A HIPAA compliance checklist is the tool to turn to when imposing sanctions on employees for HIPAA privacy breaches. It may feel like a never-ending and thankless task, but consider the alternatives. It can be tempting to adopt a “no harm, no foul” approach to employee sanctions. But this is not the way the Office for Civil Rights, the government agency that investigates HIPAA breaches, looks at things. To that end, your HIPAA Compliance Checklist must also address employee sanctions.
HIPAA is all about protecting PHI
There are numerous examples of the OCR imposing penalties on organizations for not protecting PHI. And these penalties are imposed even though there was no evidence of anyone receiving or accessing any PHI in cases where a breach occurred.
- The OCR considers encryption of ePHI by malicious software (e.g., ransomware) to be an unauthorized disclosure not permitted under the Privacy Rule. Even in a ransomware attack, an organization could reasonably conclude there is a low probability that the PHI has been compromised. But if it cannot reach that conclusion, it is required to comply with the applicable breach notification provisions. And this is the case even if there is no evidence that the PHI was viewed by anyone else.
- An employee of Cancer Care Group of Indianapolis left unencrypted back-up media in a bag in a car; the car was broken into and the bag stolen. There was no evidence that any information was ever disseminated, but the OCR imposed a penalty of $750,000 on the group.
- In 2014, the OCR imposed a fine of $400,000 on Idaho State University for a breach of unsecured ePHI. This was because the school had left its firewalls disabled for over 10 months! Again, there was no indication PHI was accessed by any unauthorized persons; it was simply not protecting its PHI.
These are just a few examples of settlements, some involving employees failing to follow procedures, or where there were no procedures at all. In these case, penalties were imposed but no information was shown to have been accessed by unauthorized parties.
HIPAA compliance requirements do not explicitly link employee sanctions to reportable HIPAA breaches
It is certainly possible to have an unauthorized disclosure that is not a reportable breach. The definition of a breach is the acquisition, access, use or disclosure of protected health information. This is done in a manner not permitted under the regulations. And the disclosure compromises the security or privacy of the protected health information.
These days, employees are often the source of breaches. They include events from lost laptops to including PHI in social media posts occurring almost daily. It is very important to include a policy on employee sanctions in your HIPAA Compliance Checklist.

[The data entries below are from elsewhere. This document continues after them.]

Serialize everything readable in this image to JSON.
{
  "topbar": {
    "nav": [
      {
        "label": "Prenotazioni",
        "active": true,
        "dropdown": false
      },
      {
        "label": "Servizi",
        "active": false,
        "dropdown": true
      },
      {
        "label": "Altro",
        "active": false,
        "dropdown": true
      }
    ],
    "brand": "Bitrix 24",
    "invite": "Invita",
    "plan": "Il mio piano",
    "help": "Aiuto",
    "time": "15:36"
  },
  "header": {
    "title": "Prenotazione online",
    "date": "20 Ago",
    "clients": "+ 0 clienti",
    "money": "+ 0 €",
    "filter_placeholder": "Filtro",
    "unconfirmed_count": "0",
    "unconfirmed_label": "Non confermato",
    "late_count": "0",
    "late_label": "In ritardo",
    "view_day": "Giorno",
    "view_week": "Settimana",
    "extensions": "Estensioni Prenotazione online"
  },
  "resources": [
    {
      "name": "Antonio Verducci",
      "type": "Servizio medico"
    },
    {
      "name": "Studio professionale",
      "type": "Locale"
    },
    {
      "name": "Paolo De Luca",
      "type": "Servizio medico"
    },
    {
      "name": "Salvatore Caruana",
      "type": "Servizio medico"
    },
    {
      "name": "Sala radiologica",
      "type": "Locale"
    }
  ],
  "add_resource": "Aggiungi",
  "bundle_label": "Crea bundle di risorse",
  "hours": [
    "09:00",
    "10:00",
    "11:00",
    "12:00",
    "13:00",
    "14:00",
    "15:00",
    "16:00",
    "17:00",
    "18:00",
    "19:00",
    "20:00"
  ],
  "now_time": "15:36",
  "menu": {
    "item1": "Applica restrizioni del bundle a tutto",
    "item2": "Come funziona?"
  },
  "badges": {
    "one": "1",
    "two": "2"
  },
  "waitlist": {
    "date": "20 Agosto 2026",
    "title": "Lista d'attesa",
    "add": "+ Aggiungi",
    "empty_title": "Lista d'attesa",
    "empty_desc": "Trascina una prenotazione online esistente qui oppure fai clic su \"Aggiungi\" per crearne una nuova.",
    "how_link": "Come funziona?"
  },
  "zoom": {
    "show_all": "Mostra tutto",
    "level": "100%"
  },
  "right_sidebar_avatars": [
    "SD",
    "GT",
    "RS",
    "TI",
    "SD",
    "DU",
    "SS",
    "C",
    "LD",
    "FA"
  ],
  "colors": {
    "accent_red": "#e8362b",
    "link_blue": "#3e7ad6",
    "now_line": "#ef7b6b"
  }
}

An employee sanctions policy can and should take into account the potential harm from the unauthorized disclosure. But a “no harm, no foul” approach may leave the organization open to penalties by the OCR.
A HIPAA compliance checklist for employee sanctions policies should address several issues
- The policy should reference Section 164.530 of the Administrative Requirements, which requires covered entities to have and apply appropriate sanctions against members of their workforce.
- Section 6102(b)(4)(F) of the Affordable Care Act also requires that the standards be consistently enforced through disciplinary mechanisms.
- Most policies utilize a Level system, tying the action of the employee and the effect on unauthorized disclosure of PHI to the sanction recommended. Levels could start from situations where an employee did not follow procedures, but there was no unauthorized disclosure of PHI. Levels usually top out at situations where the actions were malicious and willful, causing harm or intending to cause harm to the patient.
- Mitigating factors may be enumerated, and repeated patterns of violation may result in a higher level of discipline.
Employee Sanctions should be standardized
Organizations usually strive to administer most disciplinary policies in a consistent, standardized way. Employee sanctions for HIPAA violations are no different. Inconsistent application can carry consequences ranging from confusing messages to erosion of public trust to vulnerability to penalties and fines.
One way to increase standardization of disciplinary actions is to develop a grid, matching the riskiness of the actions to the level of sanction.
The HIPAA regulations explicitly require organizations to have and apply appropriate sanctions against workforce members who fail to comply with the privacy policies and procedures of the organization. While sanctions can be related to the incident and the potential harm, they also need to demonstrate that the organization is taking seriously its responsibility to protect the privacy of patient information – even when there is no evidence of unauthorized disclosure or when the breach is not reportable.
Regardless of the method you choose to develop employee sanctions, make sure your HIPAA compliance checklist addresses appropriate sanctions, and implement your policies consistently! Healthcare Compliance requirements must be truly effective.